In 1994, Ericsson launched a study to investigate the feasibility of a new low-cost interface for interconnection consumption via radio (thus removing cables) between devices such as mobile phones and other accessories.
The study was based on a larger project that investigated some multicomunicadores connected to a cellular network, until it reached a binding short-range radio, called MC link. As the project progressed it became clear that this type of link could be widely used in many applications because it had as its main virtue was based on a radio chip.
Version 1.2, unlike 1.1, provides a wireless solution to co-exist complementary Bluetooth and Wi-Fi in the 2.4 GHz spectrum, without interference between them.
Version 1.2 uses the technique "Adaptive Frequency Hopping (AFH), which runs a more efficient transmission and stronger encryption. To improve the experiences of users, V1.2 offers a quality of voice (Voice Quality - Enhanced Voice Processing) with less noise and provides faster setup communication with other Bluetooth devices within range of the scope, such as PDAs, HIDs (Human Interface Devices), laptops, desktop computers, headsets, printers and phones.
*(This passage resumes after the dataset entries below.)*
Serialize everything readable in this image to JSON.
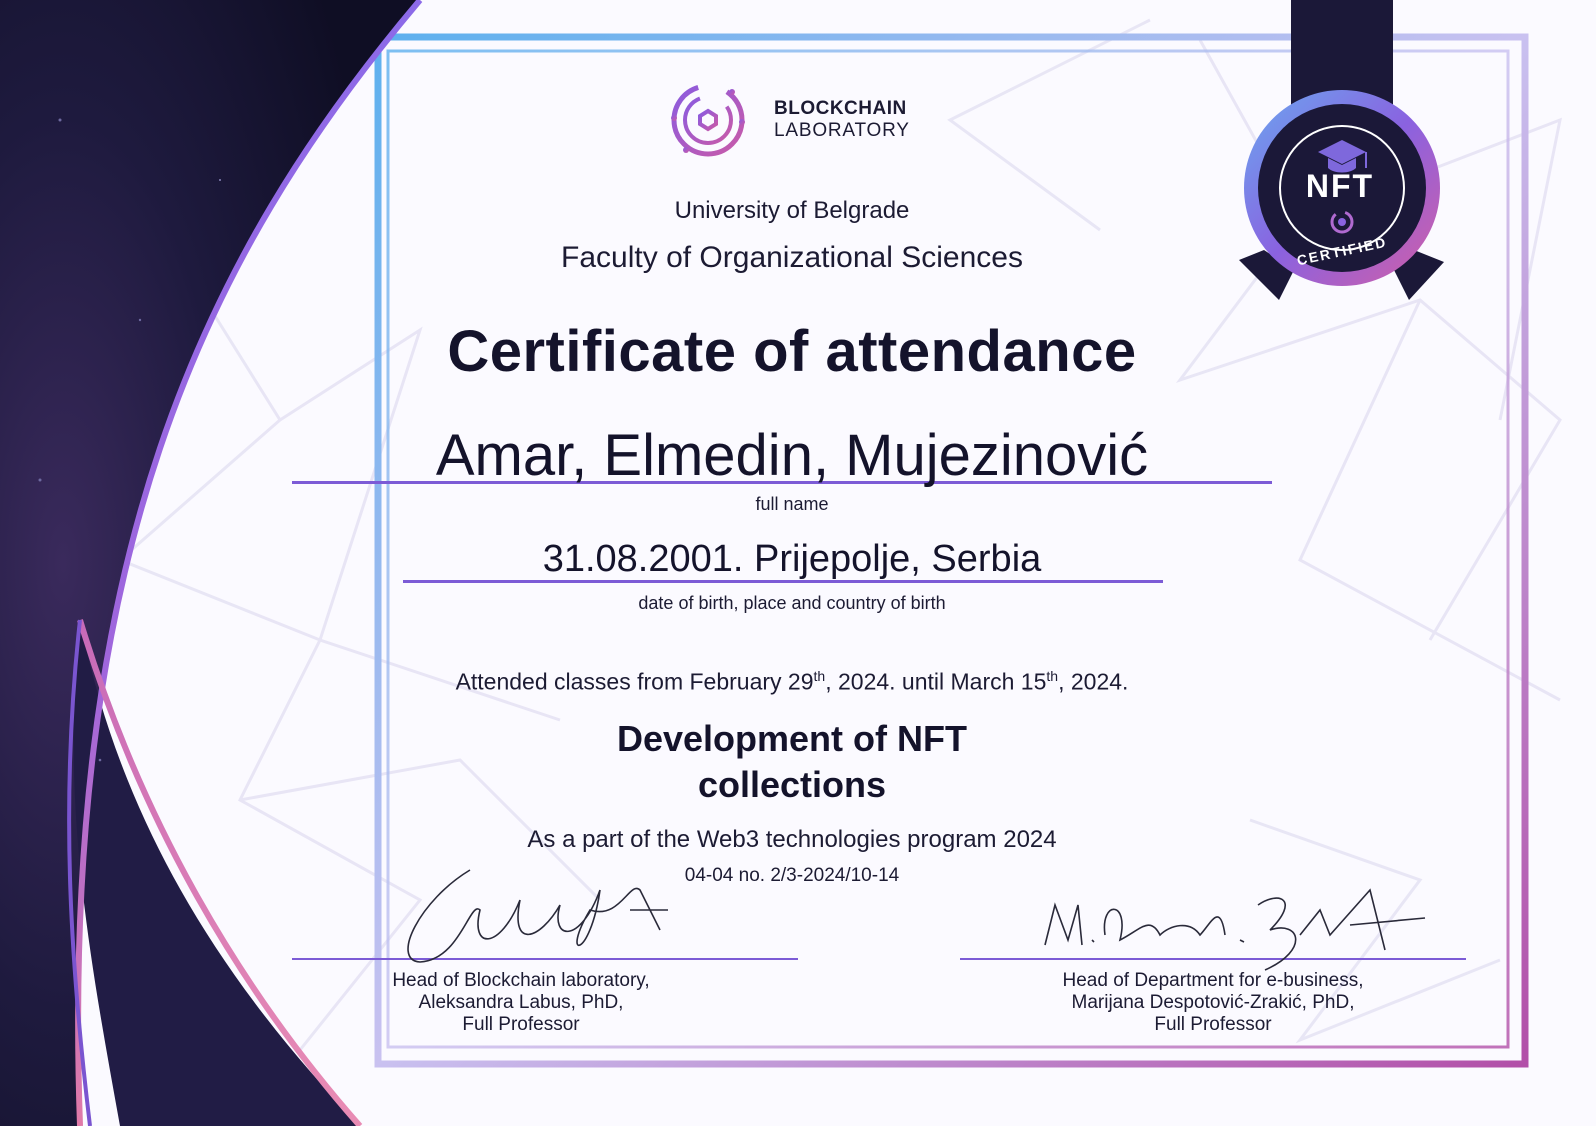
{
  "logo": {
    "line1": "BLOCKCHAIN",
    "line2": "LABORATORY"
  },
  "university": "University of Belgrade",
  "faculty": "Faculty of Organizational Sciences",
  "title": "Certificate of attendance",
  "recipient": {
    "full_name": "Amar, Elmedin, Mujezinović",
    "full_name_caption": "full name"
  },
  "birth": {
    "value": "31.08.2001. Prijepolje, Serbia",
    "caption": "date of birth, place and country of birth"
  },
  "attendance": {
    "prefix": "Attended classes from February 29",
    "sup1": "th",
    "middle": ", 2024. until March 15",
    "sup2": "th",
    "suffix": ", 2024."
  },
  "course": {
    "line1": "Development of NFT",
    "line2": "collections"
  },
  "program": "As a part of the Web3 technologies program 2024",
  "reference_no": "04-04 no. 2/3-2024/10-14",
  "signatories": [
    {
      "role": "Head of Blockchain laboratory,",
      "name": "Aleksandra Labus, PhD,",
      "title": "Full Professor"
    },
    {
      "role": "Head of Department for e-business,",
      "name": "Marijana Despotović-Zrakić, PhD,",
      "title": "Full Professor"
    }
  ],
  "badge": {
    "main": "NFT",
    "sub": "CERTIFIED"
  },
  "colors": {
    "accent": "#7c5bd6",
    "dark": "#14132b",
    "pink": "#d0609a",
    "navy": "#1b1838"
  }
}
Version 2.0, a specification created to be separate, mainly incorporates art "Enhanced Data Rate (EDR) that lets you improve transmission speeds up to 3Mbps while attempting to solve some errors in the specification 1.2.
Version 2.1 simplifies the steps to create the connection between devices, besides the power consumption is 5 times smaller.
Future of Bluetooth
Bluetooth Ultra Wide Band
On 28 March 2006, the Bluetooth SIG announced its intention to use Ultra-Wideband/MB-OFDM as physical layer for future versions of Bluetooth.
The UWB integration will create a version of Bluetooth technology with an option for large bandwidths. This new version will meet the requirements of synchronization and transfer of large amounts of data and high definition content for portable devices, multimedia projectors, televisions and VoIP phones.
At the same time, Bluetooth technology will continue to meet the needs of very low power applications such as mice, keyboards and mono headsets enabling devices to select the most appropriate physical layer for your requirements.
Ultra Low Power Bluetooth
On 12 June 2007, Nokia and Bluetooth SIG announced that Wibree will be part of the Bluetooth specification as an ultra-low power version. Its applications are mainly devices or remote sensors. It may be interesting for medical equipment. Nokia's proposal is to use the technology as low cost link to a mobile phone serving gateway to other technologies such as UMTS, Wi-Fi or Bluetooth it.